Copy each line from the data that has the word "produkttext" in it.

————

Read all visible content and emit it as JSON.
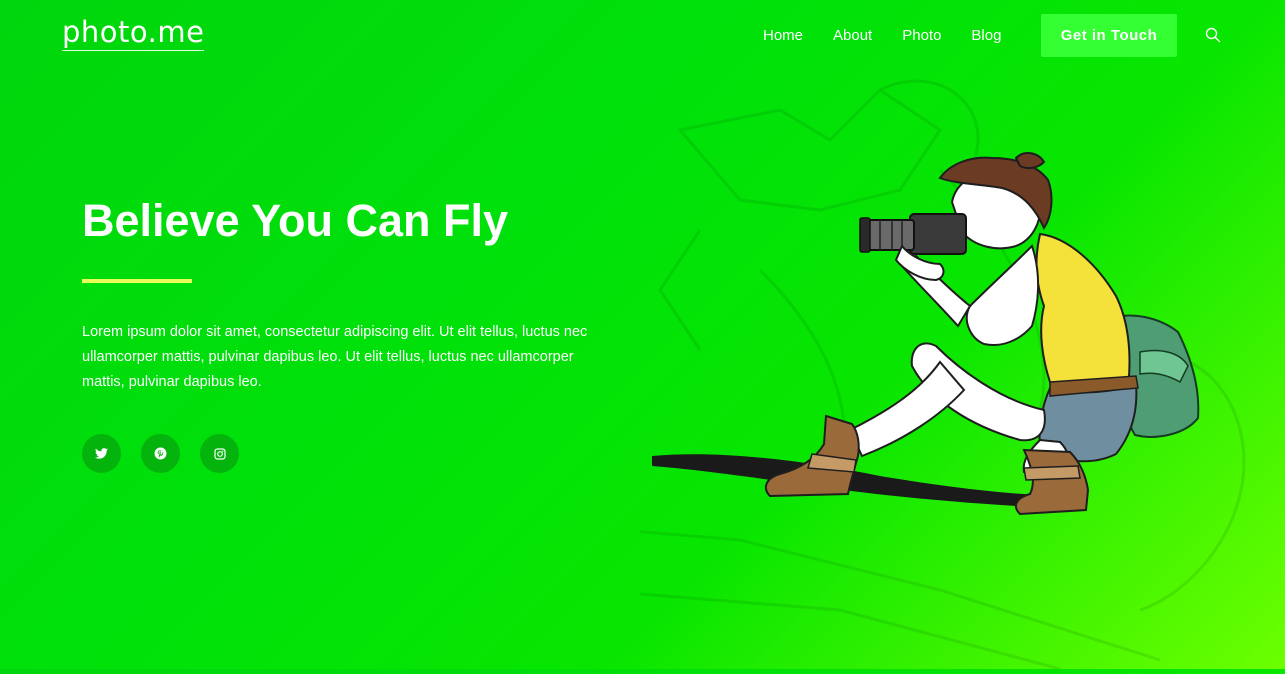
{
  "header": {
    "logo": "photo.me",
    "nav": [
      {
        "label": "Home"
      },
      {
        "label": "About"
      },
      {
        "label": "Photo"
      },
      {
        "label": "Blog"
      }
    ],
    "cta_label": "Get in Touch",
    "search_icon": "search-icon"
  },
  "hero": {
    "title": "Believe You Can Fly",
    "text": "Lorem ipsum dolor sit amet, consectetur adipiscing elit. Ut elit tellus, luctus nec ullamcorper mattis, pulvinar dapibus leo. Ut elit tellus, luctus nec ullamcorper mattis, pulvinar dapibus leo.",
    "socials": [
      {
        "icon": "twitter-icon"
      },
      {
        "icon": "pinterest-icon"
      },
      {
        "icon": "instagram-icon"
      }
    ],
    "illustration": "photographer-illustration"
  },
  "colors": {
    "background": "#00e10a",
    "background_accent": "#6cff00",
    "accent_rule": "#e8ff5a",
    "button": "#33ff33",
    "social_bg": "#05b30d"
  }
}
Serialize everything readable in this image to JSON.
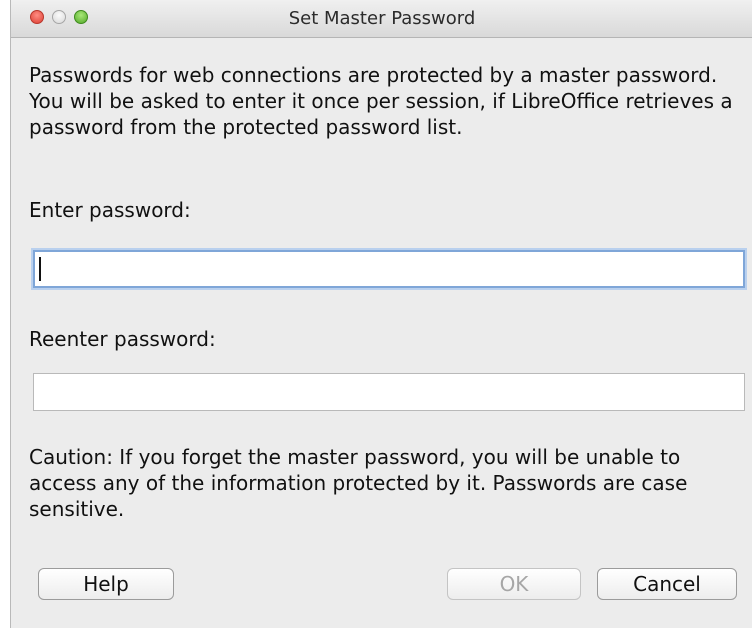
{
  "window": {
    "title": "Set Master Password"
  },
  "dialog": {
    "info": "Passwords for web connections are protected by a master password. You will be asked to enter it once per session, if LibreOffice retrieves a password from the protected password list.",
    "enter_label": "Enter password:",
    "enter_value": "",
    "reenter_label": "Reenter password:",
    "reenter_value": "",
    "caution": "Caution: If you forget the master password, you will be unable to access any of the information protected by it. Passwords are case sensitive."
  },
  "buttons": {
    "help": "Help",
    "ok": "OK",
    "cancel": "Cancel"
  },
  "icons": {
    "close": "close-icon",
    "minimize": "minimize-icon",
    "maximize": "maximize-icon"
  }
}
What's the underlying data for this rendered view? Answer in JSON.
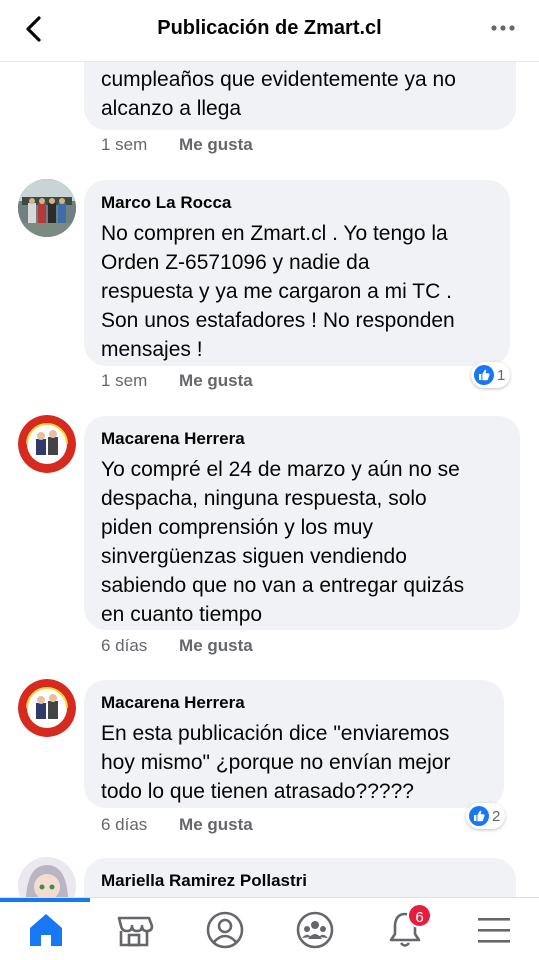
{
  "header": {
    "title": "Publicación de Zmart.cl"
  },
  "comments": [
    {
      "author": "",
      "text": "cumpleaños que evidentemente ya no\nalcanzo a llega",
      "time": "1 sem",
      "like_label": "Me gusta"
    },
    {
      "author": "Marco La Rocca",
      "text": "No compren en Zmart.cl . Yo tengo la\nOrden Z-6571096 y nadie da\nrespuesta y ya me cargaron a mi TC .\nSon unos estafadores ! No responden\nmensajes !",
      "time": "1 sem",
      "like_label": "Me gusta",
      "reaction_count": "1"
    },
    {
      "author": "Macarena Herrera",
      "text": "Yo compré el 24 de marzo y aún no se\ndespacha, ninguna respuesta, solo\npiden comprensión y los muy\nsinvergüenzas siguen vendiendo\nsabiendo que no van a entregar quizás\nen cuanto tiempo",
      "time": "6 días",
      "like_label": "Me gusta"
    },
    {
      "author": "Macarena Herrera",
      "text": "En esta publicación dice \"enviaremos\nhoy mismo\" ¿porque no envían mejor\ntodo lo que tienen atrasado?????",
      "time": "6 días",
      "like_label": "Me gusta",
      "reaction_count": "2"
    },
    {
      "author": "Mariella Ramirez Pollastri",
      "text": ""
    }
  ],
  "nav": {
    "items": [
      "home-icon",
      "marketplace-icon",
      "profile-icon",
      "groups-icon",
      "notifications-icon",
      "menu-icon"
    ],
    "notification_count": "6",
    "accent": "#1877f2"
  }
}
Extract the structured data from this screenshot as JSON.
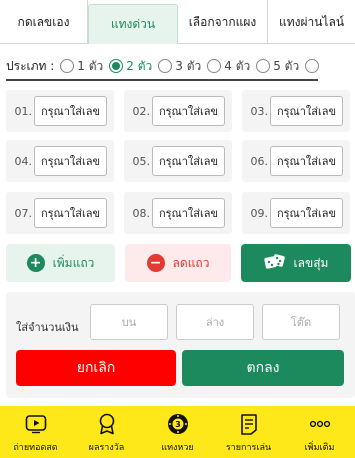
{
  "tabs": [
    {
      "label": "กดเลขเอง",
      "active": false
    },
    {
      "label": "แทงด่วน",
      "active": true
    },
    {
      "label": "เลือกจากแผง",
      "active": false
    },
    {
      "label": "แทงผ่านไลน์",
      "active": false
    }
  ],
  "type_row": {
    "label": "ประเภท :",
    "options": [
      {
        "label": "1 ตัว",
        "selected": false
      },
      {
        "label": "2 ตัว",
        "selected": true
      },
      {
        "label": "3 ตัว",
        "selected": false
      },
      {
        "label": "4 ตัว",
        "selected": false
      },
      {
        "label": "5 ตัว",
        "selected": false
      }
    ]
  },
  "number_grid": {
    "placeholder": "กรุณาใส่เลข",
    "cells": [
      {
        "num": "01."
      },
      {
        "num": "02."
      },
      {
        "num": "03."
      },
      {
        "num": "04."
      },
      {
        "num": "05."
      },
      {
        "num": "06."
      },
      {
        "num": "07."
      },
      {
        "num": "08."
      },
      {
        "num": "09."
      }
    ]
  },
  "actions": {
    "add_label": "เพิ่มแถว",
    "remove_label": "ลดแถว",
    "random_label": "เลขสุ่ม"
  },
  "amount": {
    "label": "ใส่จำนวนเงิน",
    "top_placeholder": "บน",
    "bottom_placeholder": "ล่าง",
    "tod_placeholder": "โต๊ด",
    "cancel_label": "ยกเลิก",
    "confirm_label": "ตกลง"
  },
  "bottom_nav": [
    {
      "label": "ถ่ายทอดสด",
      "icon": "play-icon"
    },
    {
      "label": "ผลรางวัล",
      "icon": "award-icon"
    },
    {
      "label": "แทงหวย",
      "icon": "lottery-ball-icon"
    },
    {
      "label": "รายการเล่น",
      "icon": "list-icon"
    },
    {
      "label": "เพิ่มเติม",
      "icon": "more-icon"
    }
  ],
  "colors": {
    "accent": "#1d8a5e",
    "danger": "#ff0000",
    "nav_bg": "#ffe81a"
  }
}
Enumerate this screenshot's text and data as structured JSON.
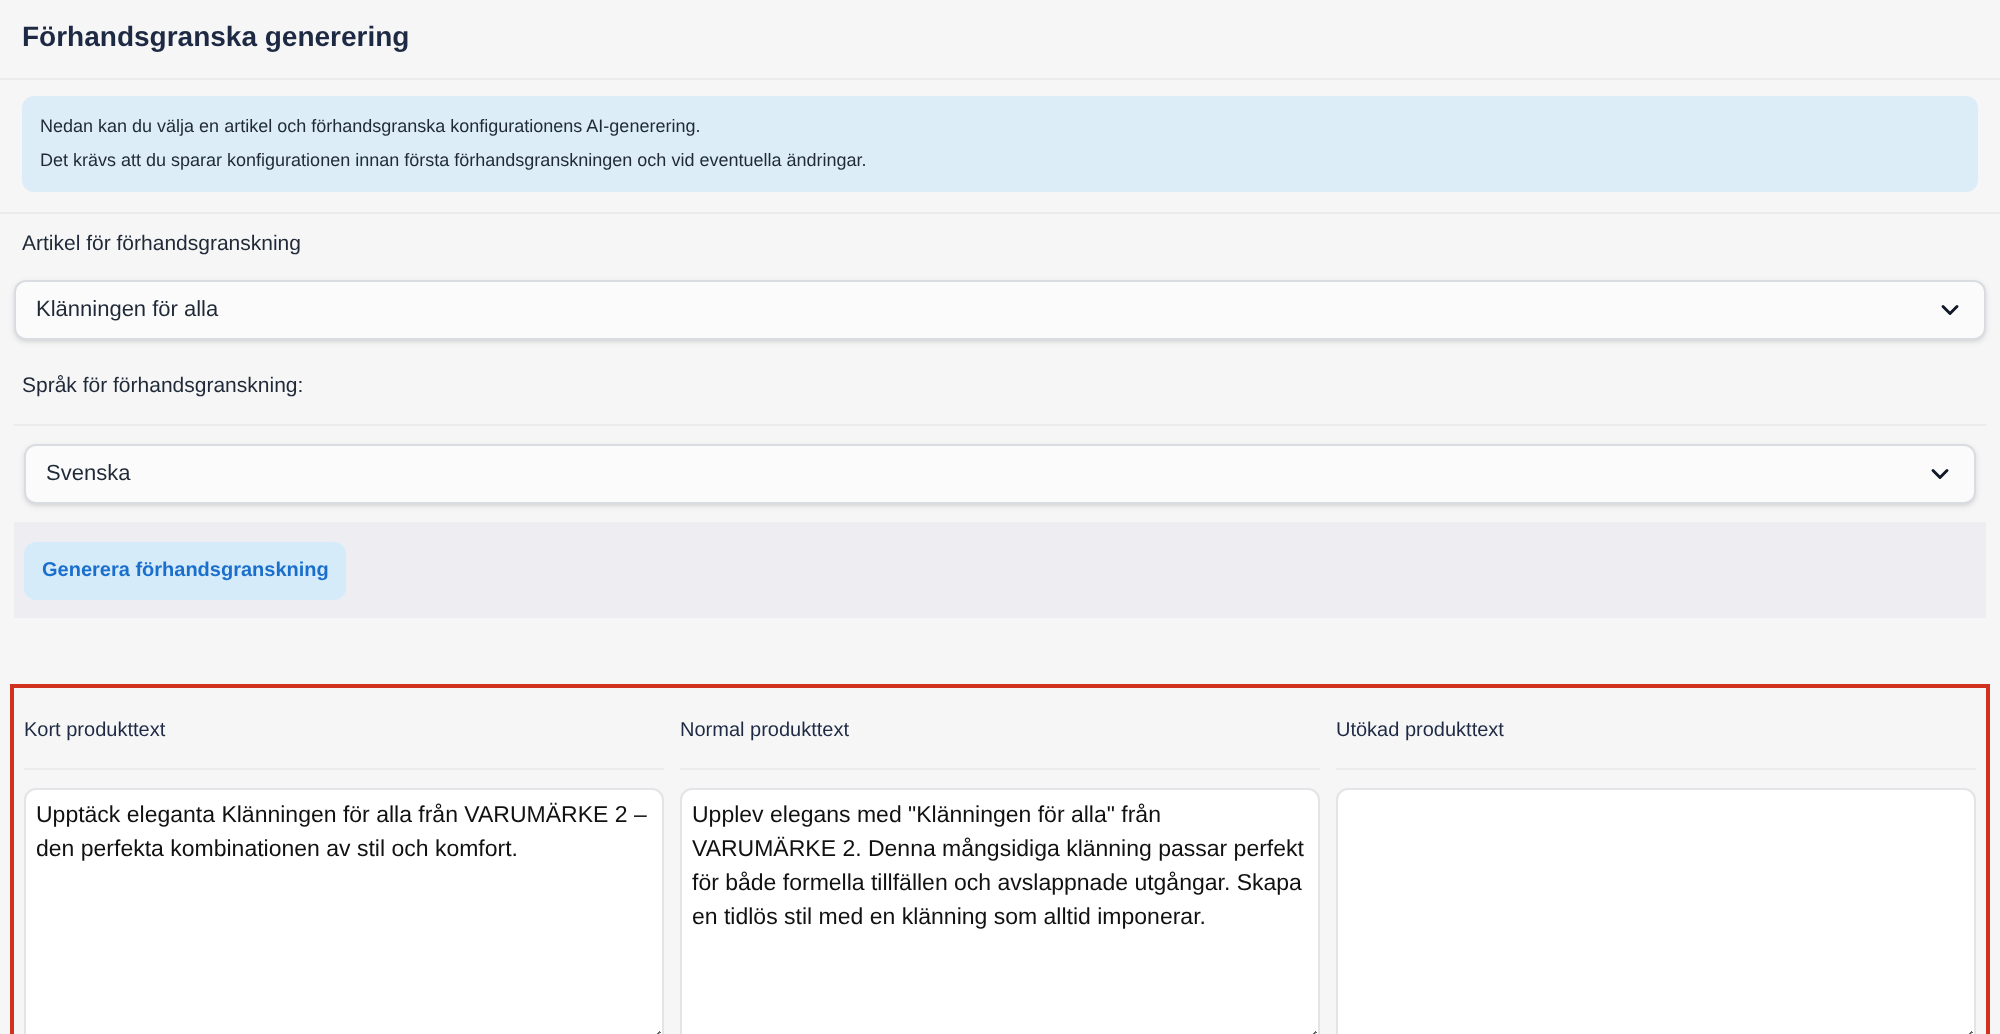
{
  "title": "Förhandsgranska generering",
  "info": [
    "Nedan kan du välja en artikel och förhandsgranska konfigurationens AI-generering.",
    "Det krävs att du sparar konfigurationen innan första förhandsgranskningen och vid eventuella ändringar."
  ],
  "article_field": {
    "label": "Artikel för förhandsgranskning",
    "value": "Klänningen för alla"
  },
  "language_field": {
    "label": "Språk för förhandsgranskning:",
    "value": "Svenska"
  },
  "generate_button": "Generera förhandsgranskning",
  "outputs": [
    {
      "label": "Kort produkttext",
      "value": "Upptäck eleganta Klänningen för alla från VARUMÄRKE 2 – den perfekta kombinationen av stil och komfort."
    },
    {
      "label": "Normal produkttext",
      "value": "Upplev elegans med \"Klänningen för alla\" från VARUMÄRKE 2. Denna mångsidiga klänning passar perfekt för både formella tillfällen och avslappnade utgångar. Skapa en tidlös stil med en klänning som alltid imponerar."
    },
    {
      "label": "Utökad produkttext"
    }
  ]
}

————

** RESPONSE TO THIS EXERCISE **
      "label": "Kort produkttext",
      "label": "Normal produkttext",
      "label": "Utökad produkttext"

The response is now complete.